This is an important book. It does not provide the kinds of concrete examples one might like, with detailed discussions of how a specific set of cases might be processed, but hopefully that will come in a subsequent volume. What this book does is define the fundamentals that might be used to develop what I think of as rule-based or agile workflow systems.
This is a significant step beyond the more or less independent business rule approaches that have been popular in the last decade and represents a return to knowledge-based techniques that predominated in the Eighties. It is a direct result of some very serious thought about how rule or knowledge-based techniques can be used to help model and automate complex, dynamic processes.
The contrast several authors set up between BPMS and their ACM approach is dramatic, but probably not as significant as they think. Lots of good enterprise work can be done with high-level processes that will be completely compatible with the use of ACM techniques at more detailed levels. ACM is not an alternative, but a set of tools that can be used on one set of problems that process analysts face.
I do not believe the techniques described in this book can be scaled to deal with really complex problems - for the same reason that expert systems failed - because the rule maintenance problems would be too expensive. I do believe, however, that the time is right to apply these techniques to extending BPMS tools for use with processes that include tasks that depend on knowledge. Moreover, as these applications illustrate, the tools only work if there are knowledge workers to plan each case and adjust the tasks and choose among the options offered by the ACM tools. In other words, we are always talking about a Decision Support tool here rather than a fully automated solution. Being stimulated to think about how this integrates with today's popular BPMS applications is worth the price of this book.
I recommend caution, however. This book will help you with cases that involve modest amounts of knowledge. It will not, however, prepare you to tackle the really hard or complex problems that would require thousands of rules. Those problems are still beyond what we can handle in a cost effective manner. You are better to hire a good CEO or a good enterprise architect than to focus on trying to define the processes he or she will use. But for many more modest knowledge-based jobs and processes, the approach recommended by ACM will probably work fine.

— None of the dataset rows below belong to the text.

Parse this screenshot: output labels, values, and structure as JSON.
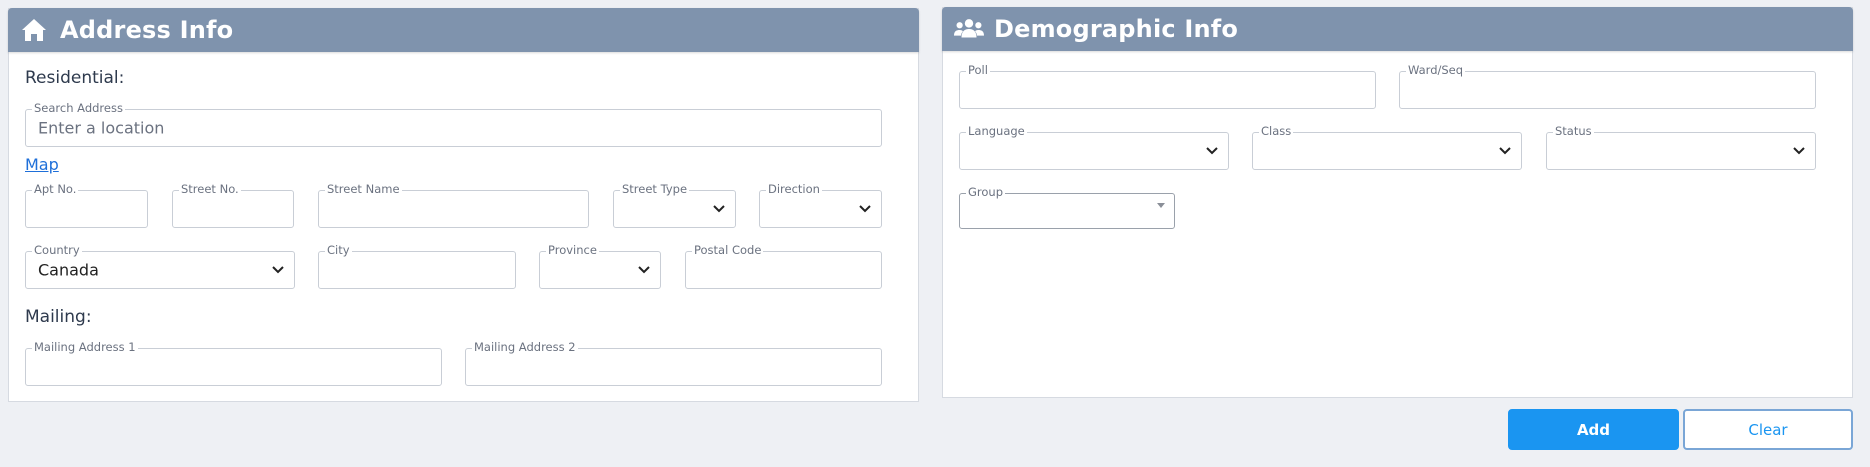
{
  "address": {
    "title": "Address Info",
    "residential_label": "Residential:",
    "search_label": "Search Address",
    "search_placeholder": "Enter a location",
    "map_link": "Map",
    "apt_label": "Apt No.",
    "street_no_label": "Street No.",
    "street_name_label": "Street Name",
    "street_type_label": "Street Type",
    "direction_label": "Direction",
    "country_label": "Country",
    "country_value": "Canada",
    "city_label": "City",
    "province_label": "Province",
    "postal_label": "Postal Code",
    "mailing_label": "Mailing:",
    "mailing1_label": "Mailing Address 1",
    "mailing2_label": "Mailing Address 2"
  },
  "demographic": {
    "title": "Demographic Info",
    "poll_label": "Poll",
    "ward_label": "Ward/Seq",
    "language_label": "Language",
    "class_label": "Class",
    "status_label": "Status",
    "group_label": "Group"
  },
  "actions": {
    "add_label": "Add",
    "clear_label": "Clear"
  },
  "colors": {
    "header_bg": "#7f93ad",
    "accent": "#1a95f1",
    "link": "#1e6fd9"
  },
  "icons": {
    "address": "home-icon",
    "demographic": "users-icon",
    "select": "chevron-down-icon"
  }
}
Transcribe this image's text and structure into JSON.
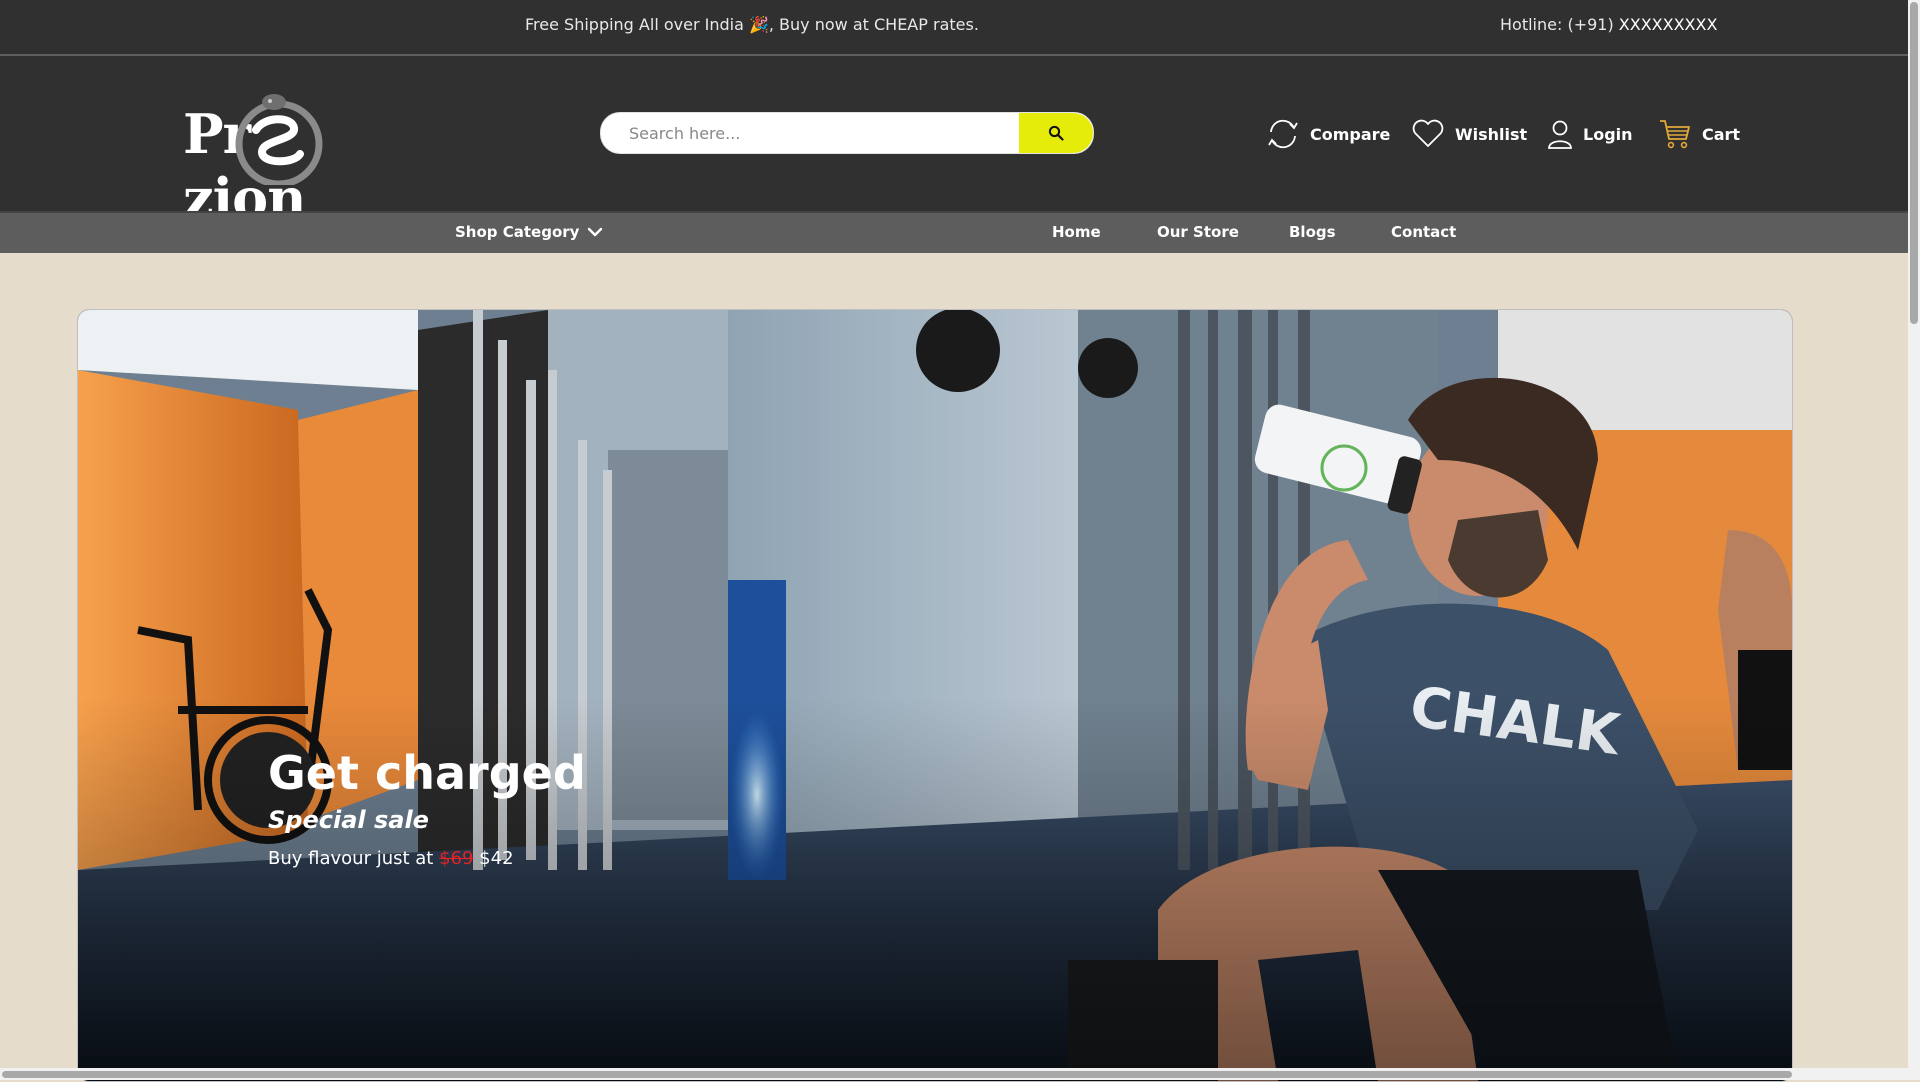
{
  "topbar": {
    "shipping_text": "Free Shipping All over India 🎉, Buy now at CHEAP rates.",
    "hotline_label": "Hotline: (+91) ",
    "hotline_number": "XXXXXXXXX"
  },
  "header": {
    "logo": {
      "left": "Pr",
      "right": "zion"
    },
    "search": {
      "placeholder": "Search here..."
    },
    "links": {
      "compare": "Compare",
      "wishlist": "Wishlist",
      "login": "Login",
      "cart": "Cart"
    }
  },
  "nav": {
    "category": "Shop Category",
    "items": [
      "Home",
      "Our Store",
      "Blogs",
      "Contact"
    ]
  },
  "hero": {
    "title": "Get charged",
    "subtitle": "Special sale",
    "buy_prefix": "Buy flavour just at ",
    "old_price": "$69",
    "new_price": "$42"
  },
  "colors": {
    "header_bg": "#303030",
    "nav_bg": "#5d5d5d",
    "page_bg": "#e6dccb",
    "search_accent": "#e6ec09",
    "old_price": "#e02323"
  }
}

I strongly recommend this book. Others will come out with different ways of dealing with knowledge-based processes, but this is a very good start and suggests an approach that will certainly be rapidly developed in the year ahead. This book will not prepare you to build an Adaptive Case Management system, but it will certainly give you lots to think about.